Everybody hates that deafening sound of their alarm. You might be exhausted from working the day before, suffering from a dreadful hangover, or maybe you just simply didn’t sleep well. But, that awful sound you hear in the morning doesn’t cause your veins to fill with rage for no reason.
In my personal experience, waking up has always been a struggle. Many people, like myself, set ten or more alarms to simply drag themselves out of bed for the day. That insanely awful default alarm sound on people’s iPhones has become absolutely appalling to hear, even when it isn’t coming from my own cell phone on my nightstand.
But what exactly has caused us to feel this way?
Psychologists like a man by the name of Dr. Michael Gradisar have confirmed that the anger you experience from the sound of your alarm is a result of classical conditioning. Do you remember learning about Pavlov’s dogs in biology and psychology class? Well, you have started your own version of his experiment.
Classical conditioning occurs when stimuli are repeatedly paired together, resulting in a conditioned response. In this case, the alarm you set and your grouchy feeling when you wake up. According to Dr. Gradisar, it is especially irksome to hear your alarm out of the blue if you don’t consider yourself a morning person. In an article written in The Sydney Morning Herald, Dr. Grdisar reportedly claimed, “Some evening types may be setting their alarm at a time-inconsistent with their own internal body clock, such that the alarm sounds at the worst possible time of their 24-hour day.” Some people have even reported feeling sick to their stomach when the sound of their morning alarm goes off in any circumstance.
Over time, that sound you hear in the mornings has become associated with negative feelings of dread, anxiety, and lack of motivation that occur when you have to get out of bed. But how can you fix this?
1. Set a “snuggle alarm”
I know it sounds counterintuitive to set another alarm, but it is actually very useful. Set an alarm that first wakes you up and another when you have to actually get out of bed. This will make the second alarm much more bearable and will do wonders for your stress in the morning. Simply set your “snuggle alarm” thirty minutes before you have absolutely no choice but to get out of bed and use those thirty minutes to relax and snuggle up in your cozy blanket until it is time to get a move on. Not only will this give you a chance to gradually wake up and adjust, but it will also leave you less frantic and disoriented when you get up and start your day.

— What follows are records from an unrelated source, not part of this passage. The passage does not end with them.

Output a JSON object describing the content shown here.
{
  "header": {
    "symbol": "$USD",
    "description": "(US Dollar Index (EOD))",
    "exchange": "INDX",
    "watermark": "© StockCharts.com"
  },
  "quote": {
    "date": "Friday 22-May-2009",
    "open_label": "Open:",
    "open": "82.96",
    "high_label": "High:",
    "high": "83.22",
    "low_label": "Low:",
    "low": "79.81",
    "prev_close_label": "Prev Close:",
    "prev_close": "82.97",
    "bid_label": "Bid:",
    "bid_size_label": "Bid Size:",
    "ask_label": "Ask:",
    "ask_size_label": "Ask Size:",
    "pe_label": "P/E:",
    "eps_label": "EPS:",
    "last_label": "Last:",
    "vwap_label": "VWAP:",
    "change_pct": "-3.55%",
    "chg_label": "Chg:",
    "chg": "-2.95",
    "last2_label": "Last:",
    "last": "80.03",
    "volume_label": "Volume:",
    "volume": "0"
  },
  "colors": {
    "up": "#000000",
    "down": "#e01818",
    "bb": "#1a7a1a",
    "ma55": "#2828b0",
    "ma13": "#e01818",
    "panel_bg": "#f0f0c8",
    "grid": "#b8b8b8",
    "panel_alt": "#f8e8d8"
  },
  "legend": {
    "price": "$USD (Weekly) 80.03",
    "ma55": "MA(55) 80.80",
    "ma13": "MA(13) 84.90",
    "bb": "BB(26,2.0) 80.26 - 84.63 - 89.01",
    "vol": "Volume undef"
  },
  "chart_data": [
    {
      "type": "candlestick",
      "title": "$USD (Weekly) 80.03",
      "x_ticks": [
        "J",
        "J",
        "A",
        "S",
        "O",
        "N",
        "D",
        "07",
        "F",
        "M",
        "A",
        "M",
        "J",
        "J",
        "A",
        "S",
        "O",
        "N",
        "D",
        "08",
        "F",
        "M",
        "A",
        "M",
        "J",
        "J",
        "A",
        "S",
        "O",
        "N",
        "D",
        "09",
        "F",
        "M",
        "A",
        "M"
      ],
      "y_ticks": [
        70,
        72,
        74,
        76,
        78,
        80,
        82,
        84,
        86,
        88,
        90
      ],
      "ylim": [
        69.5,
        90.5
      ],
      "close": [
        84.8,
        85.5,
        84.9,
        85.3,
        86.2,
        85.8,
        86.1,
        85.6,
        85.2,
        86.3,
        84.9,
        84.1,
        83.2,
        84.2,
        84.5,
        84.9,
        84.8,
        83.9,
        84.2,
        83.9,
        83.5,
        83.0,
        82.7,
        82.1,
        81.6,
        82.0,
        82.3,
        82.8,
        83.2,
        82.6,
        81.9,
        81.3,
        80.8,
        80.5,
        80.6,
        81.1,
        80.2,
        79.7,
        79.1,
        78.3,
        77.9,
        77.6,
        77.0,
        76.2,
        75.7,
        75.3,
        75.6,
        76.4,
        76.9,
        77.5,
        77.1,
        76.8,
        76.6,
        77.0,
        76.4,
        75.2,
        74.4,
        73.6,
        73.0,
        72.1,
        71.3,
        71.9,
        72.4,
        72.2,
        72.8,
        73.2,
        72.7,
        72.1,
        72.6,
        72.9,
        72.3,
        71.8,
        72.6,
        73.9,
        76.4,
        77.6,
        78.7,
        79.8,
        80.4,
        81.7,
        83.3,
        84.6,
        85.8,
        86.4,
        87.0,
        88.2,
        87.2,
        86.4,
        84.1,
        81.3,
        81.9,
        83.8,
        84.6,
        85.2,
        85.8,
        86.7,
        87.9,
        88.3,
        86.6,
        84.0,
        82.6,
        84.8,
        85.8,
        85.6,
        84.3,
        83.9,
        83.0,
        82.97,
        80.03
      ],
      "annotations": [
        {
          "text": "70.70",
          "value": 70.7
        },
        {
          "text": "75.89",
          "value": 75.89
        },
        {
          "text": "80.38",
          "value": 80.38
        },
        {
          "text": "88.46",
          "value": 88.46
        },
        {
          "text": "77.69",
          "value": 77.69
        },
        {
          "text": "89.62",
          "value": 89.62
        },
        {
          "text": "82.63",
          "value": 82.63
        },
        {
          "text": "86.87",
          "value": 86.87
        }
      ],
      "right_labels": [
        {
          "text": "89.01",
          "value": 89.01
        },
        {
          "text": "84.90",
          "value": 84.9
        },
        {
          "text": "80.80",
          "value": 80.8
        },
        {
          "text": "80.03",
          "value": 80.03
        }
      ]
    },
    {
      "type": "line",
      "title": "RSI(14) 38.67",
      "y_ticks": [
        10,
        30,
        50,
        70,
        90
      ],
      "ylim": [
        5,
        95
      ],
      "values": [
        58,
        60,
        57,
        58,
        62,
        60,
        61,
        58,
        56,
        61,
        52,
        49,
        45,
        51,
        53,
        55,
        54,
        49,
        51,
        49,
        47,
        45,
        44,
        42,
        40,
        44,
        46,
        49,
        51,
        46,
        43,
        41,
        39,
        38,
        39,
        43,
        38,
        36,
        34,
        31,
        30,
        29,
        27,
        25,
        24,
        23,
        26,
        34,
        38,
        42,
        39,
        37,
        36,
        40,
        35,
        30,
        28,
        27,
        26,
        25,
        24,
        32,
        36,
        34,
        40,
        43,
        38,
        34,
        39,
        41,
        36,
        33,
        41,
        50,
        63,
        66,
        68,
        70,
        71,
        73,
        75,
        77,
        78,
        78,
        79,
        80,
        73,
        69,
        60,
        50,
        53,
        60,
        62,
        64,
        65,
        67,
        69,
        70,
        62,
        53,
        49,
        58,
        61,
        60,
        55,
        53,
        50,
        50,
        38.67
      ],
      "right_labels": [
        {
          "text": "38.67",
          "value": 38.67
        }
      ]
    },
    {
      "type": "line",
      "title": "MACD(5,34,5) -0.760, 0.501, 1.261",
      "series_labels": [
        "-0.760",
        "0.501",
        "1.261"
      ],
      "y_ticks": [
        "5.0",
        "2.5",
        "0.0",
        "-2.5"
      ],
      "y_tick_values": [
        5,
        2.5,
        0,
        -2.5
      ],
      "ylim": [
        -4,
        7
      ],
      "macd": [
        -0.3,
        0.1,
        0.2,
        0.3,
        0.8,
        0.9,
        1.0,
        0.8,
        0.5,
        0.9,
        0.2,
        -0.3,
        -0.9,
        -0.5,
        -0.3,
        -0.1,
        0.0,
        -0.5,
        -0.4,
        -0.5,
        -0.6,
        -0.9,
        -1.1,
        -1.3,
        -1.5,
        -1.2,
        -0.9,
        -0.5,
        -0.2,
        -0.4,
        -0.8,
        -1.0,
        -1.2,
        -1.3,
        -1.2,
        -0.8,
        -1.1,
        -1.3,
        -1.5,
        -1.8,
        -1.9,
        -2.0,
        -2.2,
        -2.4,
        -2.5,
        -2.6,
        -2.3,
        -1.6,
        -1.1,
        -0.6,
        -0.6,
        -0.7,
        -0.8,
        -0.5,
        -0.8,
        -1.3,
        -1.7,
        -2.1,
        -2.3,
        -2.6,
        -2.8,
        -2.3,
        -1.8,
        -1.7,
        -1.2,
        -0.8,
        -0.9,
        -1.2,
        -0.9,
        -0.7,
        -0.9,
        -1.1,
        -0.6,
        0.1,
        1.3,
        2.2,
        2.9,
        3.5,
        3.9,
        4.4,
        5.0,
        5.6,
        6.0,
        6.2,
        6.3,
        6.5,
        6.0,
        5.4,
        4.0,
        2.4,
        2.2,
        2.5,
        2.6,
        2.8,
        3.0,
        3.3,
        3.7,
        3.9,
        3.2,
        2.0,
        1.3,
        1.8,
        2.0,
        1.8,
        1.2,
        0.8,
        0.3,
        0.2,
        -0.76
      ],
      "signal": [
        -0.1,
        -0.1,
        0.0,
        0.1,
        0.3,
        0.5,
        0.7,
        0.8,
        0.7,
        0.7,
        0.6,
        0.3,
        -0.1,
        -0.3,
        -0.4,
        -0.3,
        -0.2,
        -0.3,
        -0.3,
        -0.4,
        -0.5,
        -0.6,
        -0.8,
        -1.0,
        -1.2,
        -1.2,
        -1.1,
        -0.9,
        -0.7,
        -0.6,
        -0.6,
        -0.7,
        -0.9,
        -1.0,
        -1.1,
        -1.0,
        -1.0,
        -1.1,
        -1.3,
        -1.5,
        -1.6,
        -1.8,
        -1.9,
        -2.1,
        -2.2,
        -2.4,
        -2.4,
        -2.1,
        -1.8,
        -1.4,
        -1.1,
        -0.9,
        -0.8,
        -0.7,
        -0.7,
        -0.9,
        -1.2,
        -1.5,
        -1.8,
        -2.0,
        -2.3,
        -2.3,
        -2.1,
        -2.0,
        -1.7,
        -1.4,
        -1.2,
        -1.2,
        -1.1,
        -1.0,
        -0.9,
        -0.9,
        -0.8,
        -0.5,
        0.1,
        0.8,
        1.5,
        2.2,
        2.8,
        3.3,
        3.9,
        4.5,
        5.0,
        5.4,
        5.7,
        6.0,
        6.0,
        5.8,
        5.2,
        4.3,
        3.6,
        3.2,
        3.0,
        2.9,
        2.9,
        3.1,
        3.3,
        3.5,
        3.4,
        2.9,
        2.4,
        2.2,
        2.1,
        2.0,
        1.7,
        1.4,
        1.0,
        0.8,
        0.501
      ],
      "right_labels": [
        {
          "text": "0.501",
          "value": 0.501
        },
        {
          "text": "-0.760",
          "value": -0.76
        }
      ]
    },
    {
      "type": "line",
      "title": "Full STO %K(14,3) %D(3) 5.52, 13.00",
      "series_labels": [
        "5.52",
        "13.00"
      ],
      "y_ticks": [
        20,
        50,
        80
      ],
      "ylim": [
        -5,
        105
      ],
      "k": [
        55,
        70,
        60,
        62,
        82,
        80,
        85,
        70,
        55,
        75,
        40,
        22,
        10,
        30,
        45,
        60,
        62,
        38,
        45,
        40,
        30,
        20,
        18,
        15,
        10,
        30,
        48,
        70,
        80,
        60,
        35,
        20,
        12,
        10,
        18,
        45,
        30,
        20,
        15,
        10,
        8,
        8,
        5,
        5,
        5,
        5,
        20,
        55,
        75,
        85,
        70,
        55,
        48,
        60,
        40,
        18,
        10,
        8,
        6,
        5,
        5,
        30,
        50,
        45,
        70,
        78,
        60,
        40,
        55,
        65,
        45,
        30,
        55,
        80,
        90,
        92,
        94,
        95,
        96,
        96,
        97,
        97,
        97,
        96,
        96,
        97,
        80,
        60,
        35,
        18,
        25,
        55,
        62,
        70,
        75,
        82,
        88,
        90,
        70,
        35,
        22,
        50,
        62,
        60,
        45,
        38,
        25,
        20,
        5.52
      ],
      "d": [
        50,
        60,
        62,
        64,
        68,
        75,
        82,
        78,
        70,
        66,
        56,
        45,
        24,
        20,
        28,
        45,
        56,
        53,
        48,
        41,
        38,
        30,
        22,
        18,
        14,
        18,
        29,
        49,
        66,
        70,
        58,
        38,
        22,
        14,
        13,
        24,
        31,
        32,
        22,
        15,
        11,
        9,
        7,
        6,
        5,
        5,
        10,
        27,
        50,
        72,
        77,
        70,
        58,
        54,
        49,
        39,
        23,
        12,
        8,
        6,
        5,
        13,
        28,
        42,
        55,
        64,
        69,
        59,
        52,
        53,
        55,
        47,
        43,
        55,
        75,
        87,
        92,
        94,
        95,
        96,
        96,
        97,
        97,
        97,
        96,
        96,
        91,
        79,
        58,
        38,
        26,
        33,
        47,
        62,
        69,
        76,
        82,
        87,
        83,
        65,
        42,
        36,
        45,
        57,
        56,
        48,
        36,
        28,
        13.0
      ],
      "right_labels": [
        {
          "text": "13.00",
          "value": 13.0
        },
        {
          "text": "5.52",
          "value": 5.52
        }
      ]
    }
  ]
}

2. Try your best to get enough sleep
Last year I stayed up until somewhere in between three and five in the morning almost every night. This wreaked havoc on my daily routine and overall health. Your mornings will be so much more bearable if you actually try and stick to a sleep schedule, especially one that forces you to go to sleep before midnight. Staying up all night scrolling through the internet isn’t going to make your morning experience any less miserable. Sticking to a sleep schedule will make your body adjust accordingly and will get your circadian rhythm in check.
3. Switch the sound of your alarm every month if possible
If you are one of those people who have had their alarm sound set to the same sound for years, I recommend you switch the sound to something different and somewhat soothing. Switching the sound of your alarm monthly can result in less association of negative feelings towards the sounds coming out of your phone. Doing this may end up making you an early bird who is ready to seize the day instead of someone who screams into their pillow the second they open their eyes.
As they say, most millionaires wake up at four in the morning with a smile ear-to-ear, ready to conquer the world. They also manage to go grocery shopping, bench-press five elephants, attend three meetings, and run a marathon by the time the sun is up.
But really, nobody likes to wake up in the morning, especially if it is to go do something they don’t enjoy. Many people wake up feeling angry or pessimistic and this can affect the rest of your day. Personally, sometimes I can barely wake up before noon, and others I’m ready to go by eight. Either way, ensuring that you listen to your body and make adjustments accordingly will go a very long way.
Ward, Mary. “Why Does Hearing Your Morning Alarm in the Afternoon Make You Feel Sick?” The Sydney Morning Herald, 29 Aug. 2016, www.smh.com.au/lifestyle/health-and-wellness/why-does-hearing-your-morning-alarm-in-the-afternoon-make-you-feel-sick-20160815-gqsq2m.html?js-chunk-not-found-refresh=true.